[Data about app and page elements]

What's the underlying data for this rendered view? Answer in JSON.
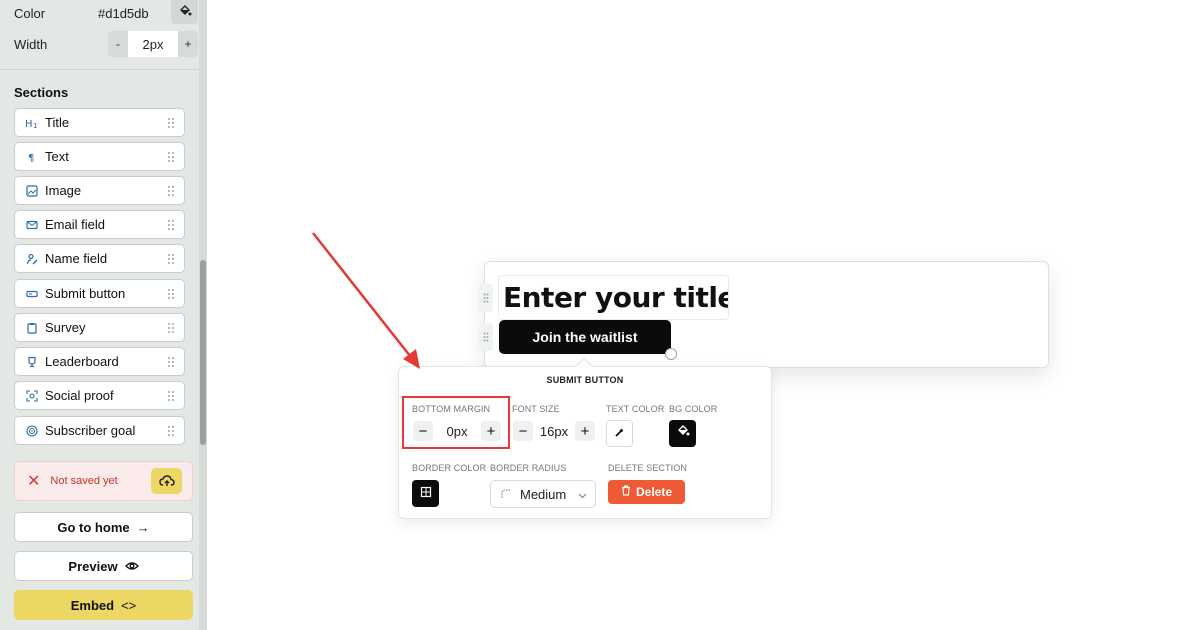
{
  "colors": {
    "accent_yellow": "#ecd764",
    "danger": "#ee5a36",
    "annotation_red": "#e53935",
    "sidebar_bg": "#e3e8e5"
  },
  "sidebar": {
    "color_label": "Color",
    "color_value": "#d1d5db",
    "width_label": "Width",
    "width_minus": "-",
    "width_value": "2px",
    "width_plus": "+",
    "sections_title": "Sections",
    "items": [
      {
        "label": "Title",
        "icon": "heading-icon"
      },
      {
        "label": "Text",
        "icon": "paragraph-icon"
      },
      {
        "label": "Image",
        "icon": "image-icon"
      },
      {
        "label": "Email field",
        "icon": "mail-icon"
      },
      {
        "label": "Name field",
        "icon": "user-edit-icon"
      },
      {
        "label": "Submit button",
        "icon": "button-icon"
      },
      {
        "label": "Survey",
        "icon": "clipboard-icon"
      },
      {
        "label": "Leaderboard",
        "icon": "trophy-icon"
      },
      {
        "label": "Social proof",
        "icon": "focus-icon"
      },
      {
        "label": "Subscriber goal",
        "icon": "target-icon"
      }
    ],
    "not_saved": "Not saved yet",
    "go_home": "Go to home",
    "go_home_sym": "→",
    "preview": "Preview",
    "embed": "Embed",
    "embed_sym": "<>"
  },
  "canvas": {
    "title_placeholder": "Enter your title",
    "join_button": "Join the waitlist"
  },
  "popover": {
    "title": "SUBMIT BUTTON",
    "bottom_margin_label": "BOTTOM MARGIN",
    "bottom_margin_value": "0px",
    "font_size_label": "FONT SIZE",
    "font_size_value": "16px",
    "text_color_label": "TEXT COLOR",
    "bg_color_label": "BG COLOR",
    "border_color_label": "BORDER COLOR",
    "border_radius_label": "BORDER RADIUS",
    "border_radius_value": "Medium",
    "delete_section_label": "DELETE SECTION",
    "delete_button": "Delete",
    "minus": "−",
    "plus": "+"
  }
}
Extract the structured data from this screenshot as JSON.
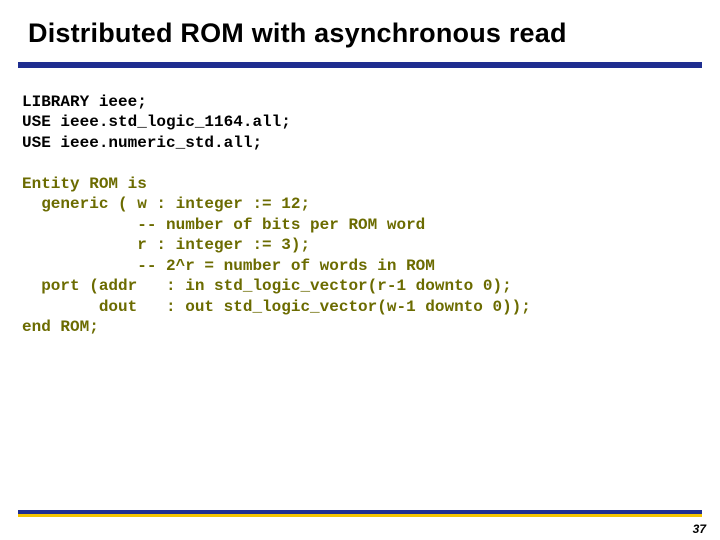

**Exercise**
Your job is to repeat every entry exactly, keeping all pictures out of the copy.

**Output for this task**
What's the underlying data for this rendered view? Answer in JSON.
{
  "colors": {
    "accent_yellow": "#ecd764",
    "danger": "#ee5a36",
    "annotation_red": "#e53935",
    "sidebar_bg": "#e3e8e5"
  },
  "sidebar": {
    "color_label": "Color",
    "color_value": "#d1d5db",
    "width_label": "Width",
    "width_minus": "-",
    "width_value": "2px",
    "width_plus": "+",
    "sections_title": "Sections",
    "items": [
      {
        "label": "Title",
        "icon": "heading-icon"
      },
      {
        "label": "Text",
        "icon": "paragraph-icon"
      },
      {
        "label": "Image",
        "icon": "image-icon"
      },
      {
        "label": "Email field",
        "icon": "mail-icon"
      },
      {
        "label": "Name field",
        "icon": "user-edit-icon"
      },
      {
        "label": "Submit button",
        "icon": "button-icon"
      },
      {
        "label": "Survey",
        "icon": "clipboard-icon"
      },
      {
        "label": "Leaderboard",
        "icon": "trophy-icon"
      },
      {
        "label": "Social proof",
        "icon": "focus-icon"
      },
      {
        "label": "Subscriber goal",
        "icon": "target-icon"
      }
    ],
    "not_saved": "Not saved yet",
    "go_home": "Go to home",
    "go_home_sym": "→",
    "preview": "Preview",
    "embed": "Embed",
    "embed_sym": "<>"
  },
  "canvas": {
    "title_placeholder": "Enter your title",
    "join_button": "Join the waitlist"
  },
  "popover": {
    "title": "SUBMIT BUTTON",
    "bottom_margin_label": "BOTTOM MARGIN",
    "bottom_margin_value": "0px",
    "font_size_label": "FONT SIZE",
    "font_size_value": "16px",
    "text_color_label": "TEXT COLOR",
    "bg_color_label": "BG COLOR",
    "border_color_label": "BORDER COLOR",
    "border_radius_label": "BORDER RADIUS",
    "border_radius_value": "Medium",
    "delete_section_label": "DELETE SECTION",
    "delete_button": "Delete",
    "minus": "−",
    "plus": "+"
  }
}
Extract the structured data from this screenshot as JSON.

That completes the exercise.